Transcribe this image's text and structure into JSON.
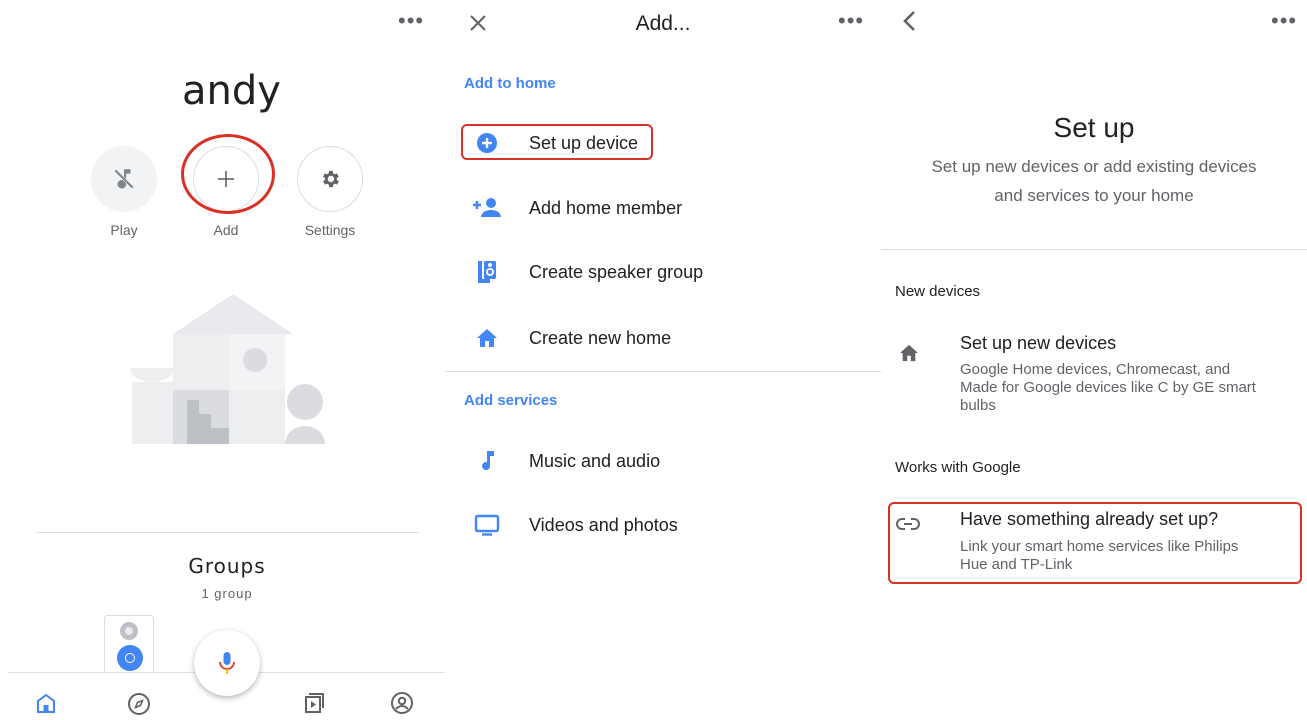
{
  "screen1": {
    "home_name": "andy",
    "actions": [
      {
        "label": "Play",
        "icon": "music-off-icon"
      },
      {
        "label": "Add",
        "icon": "plus-icon"
      },
      {
        "label": "Settings",
        "icon": "gear-icon"
      }
    ],
    "groups_title": "Groups",
    "groups_count": "1 group",
    "nav": [
      "home-icon",
      "compass-icon",
      "media-icon",
      "account-icon"
    ]
  },
  "screen2": {
    "title": "Add...",
    "section_home": "Add to home",
    "items_home": [
      {
        "label": "Set up device",
        "icon": "add-circle-icon"
      },
      {
        "label": "Add home member",
        "icon": "person-add-icon"
      },
      {
        "label": "Create speaker group",
        "icon": "speaker-icon"
      },
      {
        "label": "Create new home",
        "icon": "home-icon"
      }
    ],
    "section_services": "Add services",
    "items_services": [
      {
        "label": "Music and audio",
        "icon": "music-note-icon"
      },
      {
        "label": "Videos and photos",
        "icon": "tv-icon"
      }
    ]
  },
  "screen3": {
    "title": "Set up",
    "subtitle_line1": "Set up new devices or add existing devices",
    "subtitle_line2": "and services to your home",
    "section_new": "New devices",
    "new_title": "Set up new devices",
    "new_sub_line1": "Google Home devices, Chromecast, and",
    "new_sub_line2": "Made for Google devices like C by GE smart",
    "new_sub_line3": "bulbs",
    "section_works": "Works with Google",
    "works_title": "Have something already set up?",
    "works_sub_line1": "Link your smart home services like Philips",
    "works_sub_line2": "Hue and TP-Link"
  },
  "colors": {
    "accent": "#4285f4",
    "highlight": "#d93025",
    "mic_red": "#ea4335",
    "mic_yellow": "#fbbc04"
  },
  "overflow_glyph": "•••"
}
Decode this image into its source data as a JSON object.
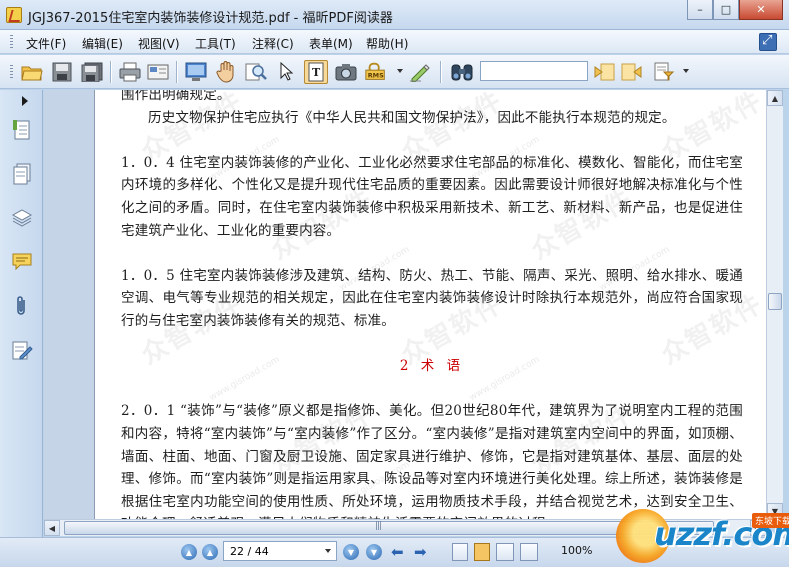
{
  "window": {
    "title": "JGJ367-2015住宅室内装饰装修设计规范.pdf - 福昕PDF阅读器",
    "minimize": "–",
    "maximize": "□",
    "close": "✕"
  },
  "menu": [
    "文件(F)",
    "编辑(E)",
    "视图(V)",
    "工具(T)",
    "注释(C)",
    "表单(M)",
    "帮助(H)"
  ],
  "toolbar": {
    "icons": [
      "open-folder-icon",
      "save-icon",
      "save-all-icon",
      "print-icon",
      "email-icon",
      "fullscreen-icon",
      "hand-tool-icon",
      "zoom-tool-icon",
      "select-arrow-icon",
      "text-select-icon",
      "snapshot-icon",
      "rms-icon",
      "sign-pen-icon",
      "binoculars-icon"
    ],
    "search_value": "",
    "nav_icons": [
      "find-prev-icon",
      "find-next-icon",
      "find-options-icon"
    ]
  },
  "left_panel": {
    "icons": [
      "bookmarks-icon",
      "pages-icon",
      "layers-icon",
      "comments-icon",
      "attachments-icon",
      "signature-icon"
    ]
  },
  "document": {
    "lines": [
      {
        "style": "plain",
        "text": "围作出明确规定。"
      },
      {
        "style": "ind",
        "text": "历史文物保护住宅应执行《中华人民共和国文物保护法》，因此不能执行本规范的规定。"
      },
      {
        "style": "gap",
        "text": ""
      },
      {
        "style": "plain",
        "text": "1．0．4 住宅室内装饰装修的产业化、工业化必然要求住宅部品的标准化、模数化、智能化，而住宅室内环境的多样化、个性化又是提升现代住宅品质的重要因素。因此需要设计师很好地解决标准化与个性化之间的矛盾。同时，在住宅室内装饰装修中积极采用新技术、新工艺、新材料、新产品，也是促进住宅建筑产业化、工业化的重要内容。"
      },
      {
        "style": "gap",
        "text": ""
      },
      {
        "style": "plain",
        "text": "1．0．5 住宅室内装饰装修涉及建筑、结构、防火、热工、节能、隔声、采光、照明、给水排水、暖通空调、电气等专业规范的相关规定，因此在住宅室内装饰装修设计时除执行本规范外，尚应符合国家现行的与住宅室内装饰装修有关的规范、标准。"
      },
      {
        "style": "gap",
        "text": ""
      },
      {
        "style": "heading",
        "text": "2 术 语"
      },
      {
        "style": "gap",
        "text": ""
      },
      {
        "style": "plain",
        "text": "2．0．1 “装饰”与“装修”原义都是指修饰、美化。但20世纪80年代，建筑界为了说明室内工程的范围和内容，特将“室内装饰”与“室内装修”作了区分。“室内装修”是指对建筑室内空间中的界面，如顶棚、墙面、柱面、地面、门窗及厨卫设施、固定家具进行维护、修饰，它是指对建筑基体、基层、面层的处理、修饰。而“室内装饰”则是指运用家具、陈设品等对室内环境进行美化处理。综上所述，装饰装修是根据住宅室内功能空间的使用性质、所处环境，运用物质技术手段，并结合视觉艺术，达到安全卫生、功能合理、舒适美观、满足人们物质和精神生活需要的空间效果的过程。"
      }
    ],
    "watermark_text": "众智软件",
    "watermark_url": "www.gisroad.com"
  },
  "status": {
    "page_value": "22 / 44",
    "zoom": "100%"
  },
  "logo": {
    "text": "uzzf.com",
    "badge": "东坡下载"
  }
}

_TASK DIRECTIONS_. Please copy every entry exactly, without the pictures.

_FINAL ANSWER_.
Transcribe this image's text and structure into JSON.
{
  "screen1": {
    "home_name": "andy",
    "actions": [
      {
        "label": "Play",
        "icon": "music-off-icon"
      },
      {
        "label": "Add",
        "icon": "plus-icon"
      },
      {
        "label": "Settings",
        "icon": "gear-icon"
      }
    ],
    "groups_title": "Groups",
    "groups_count": "1 group",
    "nav": [
      "home-icon",
      "compass-icon",
      "media-icon",
      "account-icon"
    ]
  },
  "screen2": {
    "title": "Add...",
    "section_home": "Add to home",
    "items_home": [
      {
        "label": "Set up device",
        "icon": "add-circle-icon"
      },
      {
        "label": "Add home member",
        "icon": "person-add-icon"
      },
      {
        "label": "Create speaker group",
        "icon": "speaker-icon"
      },
      {
        "label": "Create new home",
        "icon": "home-icon"
      }
    ],
    "section_services": "Add services",
    "items_services": [
      {
        "label": "Music and audio",
        "icon": "music-note-icon"
      },
      {
        "label": "Videos and photos",
        "icon": "tv-icon"
      }
    ]
  },
  "screen3": {
    "title": "Set up",
    "subtitle_line1": "Set up new devices or add existing devices",
    "subtitle_line2": "and services to your home",
    "section_new": "New devices",
    "new_title": "Set up new devices",
    "new_sub_line1": "Google Home devices, Chromecast, and",
    "new_sub_line2": "Made for Google devices like C by GE smart",
    "new_sub_line3": "bulbs",
    "section_works": "Works with Google",
    "works_title": "Have something already set up?",
    "works_sub_line1": "Link your smart home services like Philips",
    "works_sub_line2": "Hue and TP-Link"
  },
  "colors": {
    "accent": "#4285f4",
    "highlight": "#d93025",
    "mic_red": "#ea4335",
    "mic_yellow": "#fbbc04"
  },
  "overflow_glyph": "•••"
}
Decode this image into its source data as a JSON object.
{
  "window": {
    "title": "JGJ367-2015住宅室内装饰装修设计规范.pdf - 福昕PDF阅读器",
    "minimize": "–",
    "maximize": "□",
    "close": "✕"
  },
  "menu": [
    "文件(F)",
    "编辑(E)",
    "视图(V)",
    "工具(T)",
    "注释(C)",
    "表单(M)",
    "帮助(H)"
  ],
  "toolbar": {
    "icons": [
      "open-folder-icon",
      "save-icon",
      "save-all-icon",
      "print-icon",
      "email-icon",
      "fullscreen-icon",
      "hand-tool-icon",
      "zoom-tool-icon",
      "select-arrow-icon",
      "text-select-icon",
      "snapshot-icon",
      "rms-icon",
      "sign-pen-icon",
      "binoculars-icon"
    ],
    "search_value": "",
    "nav_icons": [
      "find-prev-icon",
      "find-next-icon",
      "find-options-icon"
    ]
  },
  "left_panel": {
    "icons": [
      "bookmarks-icon",
      "pages-icon",
      "layers-icon",
      "comments-icon",
      "attachments-icon",
      "signature-icon"
    ]
  },
  "document": {
    "lines": [
      {
        "style": "plain",
        "text": "围作出明确规定。"
      },
      {
        "style": "ind",
        "text": "历史文物保护住宅应执行《中华人民共和国文物保护法》，因此不能执行本规范的规定。"
      },
      {
        "style": "gap",
        "text": ""
      },
      {
        "style": "plain",
        "text": "1．0．4 住宅室内装饰装修的产业化、工业化必然要求住宅部品的标准化、模数化、智能化，而住宅室内环境的多样化、个性化又是提升现代住宅品质的重要因素。因此需要设计师很好地解决标准化与个性化之间的矛盾。同时，在住宅室内装饰装修中积极采用新技术、新工艺、新材料、新产品，也是促进住宅建筑产业化、工业化的重要内容。"
      },
      {
        "style": "gap",
        "text": ""
      },
      {
        "style": "plain",
        "text": "1．0．5 住宅室内装饰装修涉及建筑、结构、防火、热工、节能、隔声、采光、照明、给水排水、暖通空调、电气等专业规范的相关规定，因此在住宅室内装饰装修设计时除执行本规范外，尚应符合国家现行的与住宅室内装饰装修有关的规范、标准。"
      },
      {
        "style": "gap",
        "text": ""
      },
      {
        "style": "heading",
        "text": "2 术 语"
      },
      {
        "style": "gap",
        "text": ""
      },
      {
        "style": "plain",
        "text": "2．0．1 “装饰”与“装修”原义都是指修饰、美化。但20世纪80年代，建筑界为了说明室内工程的范围和内容，特将“室内装饰”与“室内装修”作了区分。“室内装修”是指对建筑室内空间中的界面，如顶棚、墙面、柱面、地面、门窗及厨卫设施、固定家具进行维护、修饰，它是指对建筑基体、基层、面层的处理、修饰。而“室内装饰”则是指运用家具、陈设品等对室内环境进行美化处理。综上所述，装饰装修是根据住宅室内功能空间的使用性质、所处环境，运用物质技术手段，并结合视觉艺术，达到安全卫生、功能合理、舒适美观、满足人们物质和精神生活需要的空间效果的过程。"
      }
    ],
    "watermark_text": "众智软件",
    "watermark_url": "www.gisroad.com"
  },
  "status": {
    "page_value": "22 / 44",
    "zoom": "100%"
  },
  "logo": {
    "text": "uzzf.com",
    "badge": "东坡下载"
  }
}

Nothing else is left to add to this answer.